[Component data from apps and pages]
━━━━━━━━━━━━━━━━━━━━━━━━━━━━━━

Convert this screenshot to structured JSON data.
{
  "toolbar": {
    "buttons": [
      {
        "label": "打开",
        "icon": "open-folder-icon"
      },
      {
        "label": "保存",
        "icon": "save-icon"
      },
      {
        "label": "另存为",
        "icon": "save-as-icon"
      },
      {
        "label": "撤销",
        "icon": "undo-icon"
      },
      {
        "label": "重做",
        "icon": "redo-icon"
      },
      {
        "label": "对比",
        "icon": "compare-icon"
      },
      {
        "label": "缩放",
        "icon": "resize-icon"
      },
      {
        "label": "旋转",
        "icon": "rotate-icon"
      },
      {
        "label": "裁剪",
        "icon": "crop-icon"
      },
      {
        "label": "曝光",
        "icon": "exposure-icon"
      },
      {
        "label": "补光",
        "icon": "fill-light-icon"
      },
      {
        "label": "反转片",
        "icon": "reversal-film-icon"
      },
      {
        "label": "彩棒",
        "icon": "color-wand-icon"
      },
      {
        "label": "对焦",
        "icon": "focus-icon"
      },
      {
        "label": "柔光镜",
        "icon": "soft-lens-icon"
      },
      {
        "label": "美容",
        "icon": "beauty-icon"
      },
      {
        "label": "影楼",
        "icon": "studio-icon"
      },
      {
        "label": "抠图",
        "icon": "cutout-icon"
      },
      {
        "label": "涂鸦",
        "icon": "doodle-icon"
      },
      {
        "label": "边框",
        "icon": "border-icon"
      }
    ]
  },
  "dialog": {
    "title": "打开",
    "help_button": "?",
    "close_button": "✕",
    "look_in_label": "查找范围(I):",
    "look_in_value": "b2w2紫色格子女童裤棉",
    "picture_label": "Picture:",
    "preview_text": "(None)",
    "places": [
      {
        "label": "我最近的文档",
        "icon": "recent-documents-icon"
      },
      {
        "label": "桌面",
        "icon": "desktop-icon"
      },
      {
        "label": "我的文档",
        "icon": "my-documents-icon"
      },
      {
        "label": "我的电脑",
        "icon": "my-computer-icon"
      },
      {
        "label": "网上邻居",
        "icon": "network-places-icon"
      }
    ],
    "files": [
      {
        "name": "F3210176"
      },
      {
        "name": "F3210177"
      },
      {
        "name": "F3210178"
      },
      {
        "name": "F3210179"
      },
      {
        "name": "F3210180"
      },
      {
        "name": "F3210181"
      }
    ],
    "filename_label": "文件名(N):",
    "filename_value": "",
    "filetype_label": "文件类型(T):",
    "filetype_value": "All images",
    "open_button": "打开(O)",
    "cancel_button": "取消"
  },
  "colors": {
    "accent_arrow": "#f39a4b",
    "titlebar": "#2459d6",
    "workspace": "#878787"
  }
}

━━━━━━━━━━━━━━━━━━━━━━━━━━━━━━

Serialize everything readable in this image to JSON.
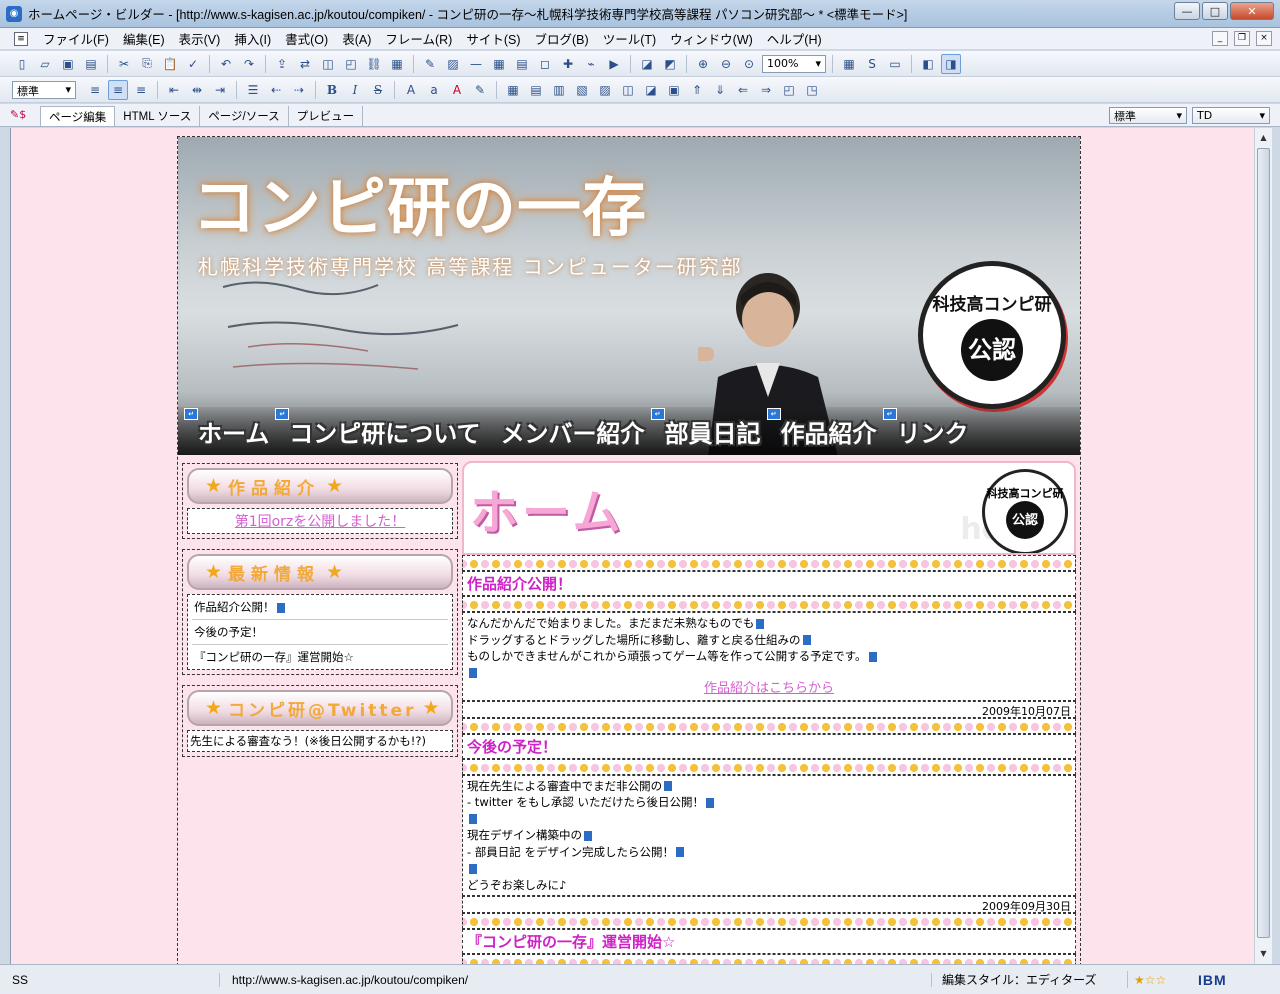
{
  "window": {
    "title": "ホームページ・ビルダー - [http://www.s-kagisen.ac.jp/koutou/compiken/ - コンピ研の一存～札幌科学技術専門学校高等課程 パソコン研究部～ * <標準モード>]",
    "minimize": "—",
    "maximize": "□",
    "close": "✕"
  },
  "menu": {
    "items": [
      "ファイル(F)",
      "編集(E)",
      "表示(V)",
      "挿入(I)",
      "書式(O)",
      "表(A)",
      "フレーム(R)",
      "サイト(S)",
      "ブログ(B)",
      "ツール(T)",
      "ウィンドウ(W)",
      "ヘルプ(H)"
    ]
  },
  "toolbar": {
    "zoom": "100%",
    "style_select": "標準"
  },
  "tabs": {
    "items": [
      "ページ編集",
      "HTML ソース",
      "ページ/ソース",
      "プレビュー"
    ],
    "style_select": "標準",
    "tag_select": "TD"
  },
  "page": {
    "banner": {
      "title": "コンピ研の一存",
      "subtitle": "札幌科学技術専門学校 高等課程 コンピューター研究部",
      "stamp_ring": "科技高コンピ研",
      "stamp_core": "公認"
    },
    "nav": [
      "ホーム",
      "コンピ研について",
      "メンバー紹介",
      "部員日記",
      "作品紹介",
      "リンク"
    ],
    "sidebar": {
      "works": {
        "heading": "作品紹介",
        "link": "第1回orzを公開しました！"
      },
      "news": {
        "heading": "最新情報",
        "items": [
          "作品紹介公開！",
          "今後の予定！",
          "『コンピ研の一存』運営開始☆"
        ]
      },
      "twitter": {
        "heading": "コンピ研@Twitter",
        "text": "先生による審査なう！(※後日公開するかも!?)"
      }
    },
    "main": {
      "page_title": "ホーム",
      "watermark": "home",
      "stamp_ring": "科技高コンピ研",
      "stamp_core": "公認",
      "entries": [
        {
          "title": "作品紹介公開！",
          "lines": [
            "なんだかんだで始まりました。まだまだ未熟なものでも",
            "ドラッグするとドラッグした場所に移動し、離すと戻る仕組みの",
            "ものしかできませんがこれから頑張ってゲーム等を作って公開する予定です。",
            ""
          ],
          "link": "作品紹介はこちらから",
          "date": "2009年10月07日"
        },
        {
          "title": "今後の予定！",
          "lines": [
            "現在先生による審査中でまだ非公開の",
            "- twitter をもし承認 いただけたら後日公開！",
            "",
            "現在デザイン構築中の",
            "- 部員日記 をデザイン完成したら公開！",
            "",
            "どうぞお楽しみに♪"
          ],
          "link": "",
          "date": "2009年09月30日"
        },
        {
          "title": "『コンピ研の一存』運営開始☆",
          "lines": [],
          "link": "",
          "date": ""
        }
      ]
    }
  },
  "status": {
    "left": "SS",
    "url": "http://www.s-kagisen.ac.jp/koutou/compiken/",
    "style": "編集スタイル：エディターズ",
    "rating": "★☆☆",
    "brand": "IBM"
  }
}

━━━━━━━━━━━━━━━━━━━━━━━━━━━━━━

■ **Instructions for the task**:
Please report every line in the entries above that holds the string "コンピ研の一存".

■ **Exercise solution**:
    "title": "ホームページ・ビルダー - [http://www.s-kagisen.ac.jp/koutou/compiken/ - コンピ研の一存～札幌科学技術専門学校高等課程 パソコン研究部～ * <標準モード>]",
      "title": "コンピ研の一存",
          "『コンピ研の一存』運営開始☆"
          "title": "『コンピ研の一存』運営開始☆",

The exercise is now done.